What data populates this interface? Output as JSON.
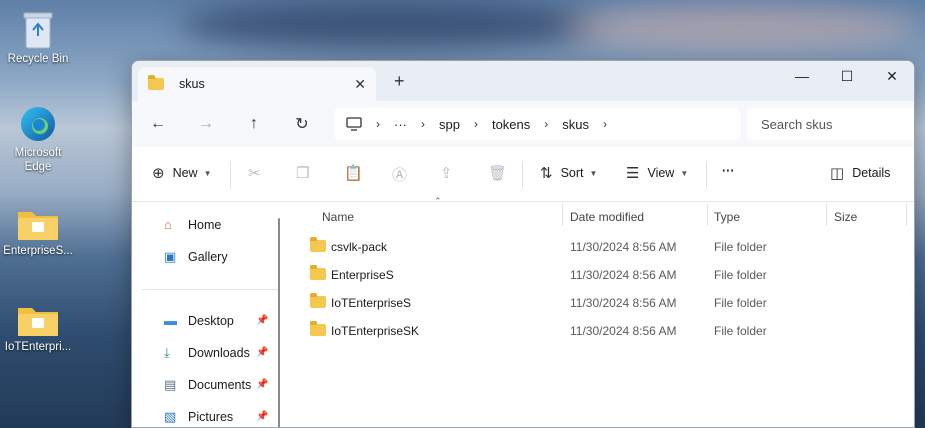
{
  "desktop": {
    "icons": [
      {
        "label": "Recycle Bin",
        "icon": "recycle-bin-icon"
      },
      {
        "label": "Microsoft Edge",
        "icon": "edge-icon"
      },
      {
        "label": "EnterpriseS...",
        "icon": "folder-icon"
      },
      {
        "label": "IoTEnterpri...",
        "icon": "folder-icon"
      }
    ]
  },
  "window": {
    "tab_title": "skus",
    "controls": {
      "minimize": "—",
      "maximize": "☐",
      "close": "✕"
    }
  },
  "navigation": {
    "path_overflow": "···",
    "path": [
      "spp",
      "tokens",
      "skus"
    ],
    "search_placeholder": "Search skus"
  },
  "toolbar": {
    "new_label": "New",
    "sort_label": "Sort",
    "view_label": "View",
    "more_label": "···",
    "details_label": "Details"
  },
  "sidebar": {
    "top_items": [
      {
        "label": "Home",
        "icon": "home-icon"
      },
      {
        "label": "Gallery",
        "icon": "gallery-icon"
      }
    ],
    "quick_access": [
      {
        "label": "Desktop",
        "icon": "desktop-icon"
      },
      {
        "label": "Downloads",
        "icon": "download-icon"
      },
      {
        "label": "Documents",
        "icon": "documents-icon"
      },
      {
        "label": "Pictures",
        "icon": "pictures-icon"
      }
    ]
  },
  "file_list": {
    "columns": {
      "name": "Name",
      "date": "Date modified",
      "type": "Type",
      "size": "Size"
    },
    "rows": [
      {
        "name": "csvlk-pack",
        "date": "11/30/2024 8:56 AM",
        "type": "File folder"
      },
      {
        "name": "EnterpriseS",
        "date": "11/30/2024 8:56 AM",
        "type": "File folder"
      },
      {
        "name": "IoTEnterpriseS",
        "date": "11/30/2024 8:56 AM",
        "type": "File folder"
      },
      {
        "name": "IoTEnterpriseSK",
        "date": "11/30/2024 8:56 AM",
        "type": "File folder"
      }
    ]
  },
  "colors": {
    "accent": "#0067c0",
    "folder": "#f4c84e"
  }
}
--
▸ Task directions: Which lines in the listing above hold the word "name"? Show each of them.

▸ Answer box:
      "name": "Name",
        "name": "csvlk-pack",
        "name": "EnterpriseS",
        "name": "IoTEnterpriseS",
        "name": "IoTEnterpriseSK",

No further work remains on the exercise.